By embracing the growth mindset, it makes us more mindful on the process instead of the result. As we evaluate our performance from time to time, we are always looking out for areas to get better at. If you’ll like to cultivate this mindset, try asking yourself these questions whenever you encounter a challenge or a setback:
- What can I learn from this?
- Are there any areas that I can improve upon?
- What will be the one thing that I could change to make things better?
In the other camp, those fixed mindsets tend to over-index on results. To them, it is more important to look superior than actually working to become superior. If left unchecked, this can cultivate a sense of entitlement and an unhealthy tendency to put others down just to feel better about themselves. To quote Dr Dweck, “The lower you are, the better I feel is the idea.”

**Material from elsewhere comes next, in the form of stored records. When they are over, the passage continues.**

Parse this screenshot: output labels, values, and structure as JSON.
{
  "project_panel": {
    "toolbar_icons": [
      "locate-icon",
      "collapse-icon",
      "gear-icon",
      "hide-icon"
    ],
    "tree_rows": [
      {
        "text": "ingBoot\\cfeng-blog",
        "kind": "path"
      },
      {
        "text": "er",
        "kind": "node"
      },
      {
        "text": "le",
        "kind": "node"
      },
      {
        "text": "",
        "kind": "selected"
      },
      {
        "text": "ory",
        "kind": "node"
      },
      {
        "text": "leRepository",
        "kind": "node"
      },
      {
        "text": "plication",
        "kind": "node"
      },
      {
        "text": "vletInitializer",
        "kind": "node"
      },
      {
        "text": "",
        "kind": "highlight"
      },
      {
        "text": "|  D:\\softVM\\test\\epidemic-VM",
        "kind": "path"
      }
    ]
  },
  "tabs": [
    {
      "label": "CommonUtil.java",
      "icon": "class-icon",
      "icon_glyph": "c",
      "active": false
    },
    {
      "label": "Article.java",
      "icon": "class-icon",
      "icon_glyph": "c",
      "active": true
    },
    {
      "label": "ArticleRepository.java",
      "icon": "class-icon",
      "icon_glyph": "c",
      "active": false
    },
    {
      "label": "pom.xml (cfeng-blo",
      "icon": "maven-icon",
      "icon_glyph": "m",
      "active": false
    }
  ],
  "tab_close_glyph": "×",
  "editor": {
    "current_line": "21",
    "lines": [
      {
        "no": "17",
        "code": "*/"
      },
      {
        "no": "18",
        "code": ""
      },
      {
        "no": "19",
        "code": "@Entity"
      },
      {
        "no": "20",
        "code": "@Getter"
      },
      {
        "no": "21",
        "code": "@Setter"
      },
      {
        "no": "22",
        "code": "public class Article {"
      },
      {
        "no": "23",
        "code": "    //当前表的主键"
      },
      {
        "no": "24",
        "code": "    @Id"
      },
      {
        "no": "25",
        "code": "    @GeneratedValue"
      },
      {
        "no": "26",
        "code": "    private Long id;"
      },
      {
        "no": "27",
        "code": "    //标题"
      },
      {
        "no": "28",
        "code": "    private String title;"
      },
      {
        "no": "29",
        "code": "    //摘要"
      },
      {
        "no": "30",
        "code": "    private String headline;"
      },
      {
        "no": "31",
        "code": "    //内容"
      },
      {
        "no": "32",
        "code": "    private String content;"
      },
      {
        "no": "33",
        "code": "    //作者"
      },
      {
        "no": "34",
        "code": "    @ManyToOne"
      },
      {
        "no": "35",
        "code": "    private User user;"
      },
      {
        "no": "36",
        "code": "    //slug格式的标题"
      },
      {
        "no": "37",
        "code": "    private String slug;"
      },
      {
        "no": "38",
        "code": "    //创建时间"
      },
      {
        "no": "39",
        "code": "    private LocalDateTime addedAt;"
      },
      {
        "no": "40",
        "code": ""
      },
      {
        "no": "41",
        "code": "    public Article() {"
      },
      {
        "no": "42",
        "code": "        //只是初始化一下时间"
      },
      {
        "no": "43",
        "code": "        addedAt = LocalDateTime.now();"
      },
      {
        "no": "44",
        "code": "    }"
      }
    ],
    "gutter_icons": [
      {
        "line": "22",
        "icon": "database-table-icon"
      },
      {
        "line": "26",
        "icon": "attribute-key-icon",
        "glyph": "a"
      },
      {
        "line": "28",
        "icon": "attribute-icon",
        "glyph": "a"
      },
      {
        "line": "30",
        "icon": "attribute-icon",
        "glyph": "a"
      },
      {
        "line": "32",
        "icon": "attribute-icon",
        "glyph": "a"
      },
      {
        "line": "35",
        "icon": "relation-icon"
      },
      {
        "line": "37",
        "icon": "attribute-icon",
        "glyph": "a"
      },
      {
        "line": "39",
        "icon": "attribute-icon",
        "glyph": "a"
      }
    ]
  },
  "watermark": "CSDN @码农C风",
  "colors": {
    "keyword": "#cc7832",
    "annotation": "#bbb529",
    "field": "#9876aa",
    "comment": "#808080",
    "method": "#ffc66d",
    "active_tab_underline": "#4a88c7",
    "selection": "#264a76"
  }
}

Changing mindsets involve changing the internal monologue in our minds
[Mindsets] guide the whole interpretation process.
Fundamentally, the things we tell ourselves in our minds has a powerful influence over our actions. According to Dr Dweck, “the fixed mindset creates an internal monologue of judging”. To me, there is no room for development in this binary classification; you either have it or you don’t.
On the flip side, the thoughts inside the minds of those with growth mindsets are often more optimistic and growth-oriented. As mentioned earlier, it’s all about learning and development. With the emphasis on the process instead of the results, I’ll even go so far as to say that it breeds a “fail-forward” mentality. In other words, it’s ok to fail, as long as we learn something from it.
How do you know if this book can help you?
Truthfully, I feel that this book is extremely relevant for anyone willing to work on themselves. Regardless of your profession or background, this is a great book about introspection and mindfulness.
That said, this book will also be particularly useful for parents, teachers and coaches. These are noble professions who are responsible for building and shaping the mental tenacity of the people under their charge. As such, they will need to be able to embrace the growth mindset themselves before they can serve as role models for others.
To me, this book was a massive game-changer. Dr Dweck had clearly demonstrated that having the appropriate mindset can go a long way to help us achieve our goals. It also further strengthened my belief that personal development is all about the process, not the destination.
There are many videos on YouTube on this topic, including her famous Ted Talk presentation entitled “The Power of Yet”. However, I strongly recommend that you get a copy of the book as it goes deep into the concepts. This review is based on an older version of the text. In the foreseeable future, I’ll get the updated version of the book from Amazon to read it again as it has additional content.
Share your thoughts with me!
If you’ve read “Mindset“, I’d love to hear your thoughts on the book. Drop a comment below, or share this post with your friends with the tag @kopi.thoughts!